    And that nice station? Built with money from king Leopold…

  • Hi, glad to hear you’re appreciating our national product ! Too bad you only stayed for such a short period in Belgium. We’re too complicated a country to get a good idea about it in only a couple of days.
    I see there are a couple of Belgian beer lovers around so please check out my post which encourages people to sign a petition for the preservation of one of the oldest beers in Europe. (Belgian of course ;-): http://philsplace.blogs.com/philsplace/food_and_drink/index.html

  • Andrew Duffin

    Looks like your anti-spambot thingy got hacked.

    What a waste of effort and resources. Why do these people think we’re interested in their rubbish? Do they really think that offending everyone in this way will advance their cause?


  • Andrew,

    It looks like it wasn’t spam, in the sense that it wasn’t automated.
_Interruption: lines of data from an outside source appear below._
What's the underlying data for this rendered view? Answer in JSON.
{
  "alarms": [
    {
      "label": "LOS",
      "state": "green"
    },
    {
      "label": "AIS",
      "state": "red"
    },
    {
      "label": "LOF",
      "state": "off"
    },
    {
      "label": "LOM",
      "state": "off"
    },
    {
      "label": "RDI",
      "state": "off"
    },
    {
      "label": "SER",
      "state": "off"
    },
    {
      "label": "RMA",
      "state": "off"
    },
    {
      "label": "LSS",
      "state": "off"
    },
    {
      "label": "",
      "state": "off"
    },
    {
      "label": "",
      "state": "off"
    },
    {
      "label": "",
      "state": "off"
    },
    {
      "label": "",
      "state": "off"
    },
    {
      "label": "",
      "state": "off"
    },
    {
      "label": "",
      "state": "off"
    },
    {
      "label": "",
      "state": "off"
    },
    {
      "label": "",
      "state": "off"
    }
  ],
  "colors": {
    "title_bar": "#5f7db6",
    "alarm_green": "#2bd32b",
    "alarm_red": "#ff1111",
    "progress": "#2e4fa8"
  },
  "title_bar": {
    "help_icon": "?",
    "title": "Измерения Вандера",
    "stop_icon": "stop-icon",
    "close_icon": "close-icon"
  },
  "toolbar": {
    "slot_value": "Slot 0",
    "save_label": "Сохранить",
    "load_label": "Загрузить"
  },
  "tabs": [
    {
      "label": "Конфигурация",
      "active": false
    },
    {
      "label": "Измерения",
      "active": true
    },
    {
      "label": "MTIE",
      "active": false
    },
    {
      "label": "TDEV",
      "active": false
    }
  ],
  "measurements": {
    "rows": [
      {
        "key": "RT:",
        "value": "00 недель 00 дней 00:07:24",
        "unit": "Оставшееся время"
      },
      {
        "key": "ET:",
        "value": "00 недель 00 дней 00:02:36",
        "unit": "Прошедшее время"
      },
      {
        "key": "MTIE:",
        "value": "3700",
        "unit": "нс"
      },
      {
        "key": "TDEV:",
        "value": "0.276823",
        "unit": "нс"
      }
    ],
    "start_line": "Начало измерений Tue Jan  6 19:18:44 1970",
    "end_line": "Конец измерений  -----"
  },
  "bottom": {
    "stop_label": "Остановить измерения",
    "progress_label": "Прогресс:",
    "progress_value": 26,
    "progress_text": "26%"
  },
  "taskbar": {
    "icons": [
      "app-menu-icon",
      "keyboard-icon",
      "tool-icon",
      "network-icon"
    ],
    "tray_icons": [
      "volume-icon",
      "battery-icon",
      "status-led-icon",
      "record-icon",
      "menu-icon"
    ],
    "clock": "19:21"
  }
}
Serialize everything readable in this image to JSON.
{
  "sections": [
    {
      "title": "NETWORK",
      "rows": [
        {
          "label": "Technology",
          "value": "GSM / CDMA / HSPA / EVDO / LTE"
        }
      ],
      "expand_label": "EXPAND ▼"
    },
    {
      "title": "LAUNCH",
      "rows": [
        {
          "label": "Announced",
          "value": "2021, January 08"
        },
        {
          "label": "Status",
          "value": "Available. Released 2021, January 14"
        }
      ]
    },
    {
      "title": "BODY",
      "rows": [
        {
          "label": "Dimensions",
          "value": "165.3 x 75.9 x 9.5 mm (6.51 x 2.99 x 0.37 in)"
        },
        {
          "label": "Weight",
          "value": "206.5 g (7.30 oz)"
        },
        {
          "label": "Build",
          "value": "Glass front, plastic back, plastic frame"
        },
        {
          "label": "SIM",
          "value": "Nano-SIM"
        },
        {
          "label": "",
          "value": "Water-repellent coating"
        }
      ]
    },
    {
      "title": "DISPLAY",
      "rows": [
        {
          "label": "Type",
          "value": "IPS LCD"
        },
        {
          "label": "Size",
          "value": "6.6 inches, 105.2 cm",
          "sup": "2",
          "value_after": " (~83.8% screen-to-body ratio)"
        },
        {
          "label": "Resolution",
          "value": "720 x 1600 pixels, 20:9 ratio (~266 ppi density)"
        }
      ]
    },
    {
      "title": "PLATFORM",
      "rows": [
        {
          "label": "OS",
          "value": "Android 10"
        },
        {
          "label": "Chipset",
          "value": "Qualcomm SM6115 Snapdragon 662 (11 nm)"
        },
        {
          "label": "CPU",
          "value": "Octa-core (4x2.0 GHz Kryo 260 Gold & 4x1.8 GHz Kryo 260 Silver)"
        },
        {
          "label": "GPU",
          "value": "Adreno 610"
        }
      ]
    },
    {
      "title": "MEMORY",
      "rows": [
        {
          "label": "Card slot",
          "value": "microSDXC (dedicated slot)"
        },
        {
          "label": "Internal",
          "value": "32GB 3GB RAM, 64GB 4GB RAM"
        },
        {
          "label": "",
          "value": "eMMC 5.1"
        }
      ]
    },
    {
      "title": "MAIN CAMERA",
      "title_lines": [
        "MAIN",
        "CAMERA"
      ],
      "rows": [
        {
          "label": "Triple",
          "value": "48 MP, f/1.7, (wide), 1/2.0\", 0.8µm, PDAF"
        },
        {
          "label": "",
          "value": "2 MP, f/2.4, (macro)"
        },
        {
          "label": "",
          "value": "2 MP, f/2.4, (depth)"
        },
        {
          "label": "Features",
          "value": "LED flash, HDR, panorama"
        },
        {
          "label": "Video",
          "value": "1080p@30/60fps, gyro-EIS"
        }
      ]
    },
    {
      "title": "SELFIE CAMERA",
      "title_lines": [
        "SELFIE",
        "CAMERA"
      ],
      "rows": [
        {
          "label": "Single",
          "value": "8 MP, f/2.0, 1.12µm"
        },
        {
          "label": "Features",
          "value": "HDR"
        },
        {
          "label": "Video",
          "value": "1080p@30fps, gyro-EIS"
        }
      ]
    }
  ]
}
The flatulence (which I have now deleted) was posted to this post only, presumably because it was the one at the top of the Samizdata homepage. Someone presumably just entered their conspiracy theories manually, unfortunately.

  • Brian Micklethwait


    Well done giving King Leopold II the anti-write-up (write-down?) here that he so richly deserves, as one of the top half dozen or so mass murderers of the twentieth century, almost in the Hitler, Stalin, Mao class, and ahead of Pol Pot, Saddam, and many more who are far better known about, at any rate in our general political area.

    And thank goodness you put him in the title of your posting, otherwise casual passers-by might have seen the first picture and just thought this was a bit of light-hearted travel writing, about beer and buildings and nothing else.

  • Adam

    You forgot Dr. Evil, the most e-e-e-v-i-l-e of all Belgians.

  • mad dog

    Brussels is in Belgium and apparently “the devil incarnate” lives there…

    … but don’t worry, “Tin-tin” is up to the match.

  • Of course Hans-Herman Hoppe would have us believe that personal monarchical rule by white, European aristocrats is the closest thing to libertarianism that we have ever seen on earth. He spent much time in his book ‘Democracy: The God that Failed’ explaining his theory that when a monarch owns completely the territory he rules then, for time preference and other reasons culled from Austrian economics, he will not make unnecessary waste. King Leopold’s rule of the Congo seems to be about as perfect a refutation of this delusional piffle as one could wish for.

  • Locus

    [quote]Brussels is essentially a French city[/quote]

    I’m sorry (not really though), but this is incorrect. Brussels was originally a Flemish-speaking city, the frenchification started around the 1700’s, the original name for the city was Broeckzele. Also, the Grote Markt/Grand Place of Brussels (and a few more cities which are now French-speaking – Flanders used to incorporate much of Wallonia and parts of N. France) is built in the typical Flemish architectural style.

    The capital of Flanders is Brussels, while the capital of the Walloons is Namur. Brussels is also the federal capital.

    BTW you meant French-speaking city as opposed to French city. Completely different meaning. Why would the Republic of France own Brussels (a Belgian city) in this day and age..

    All mistakes aside, I’m glad you had a pleasant trip.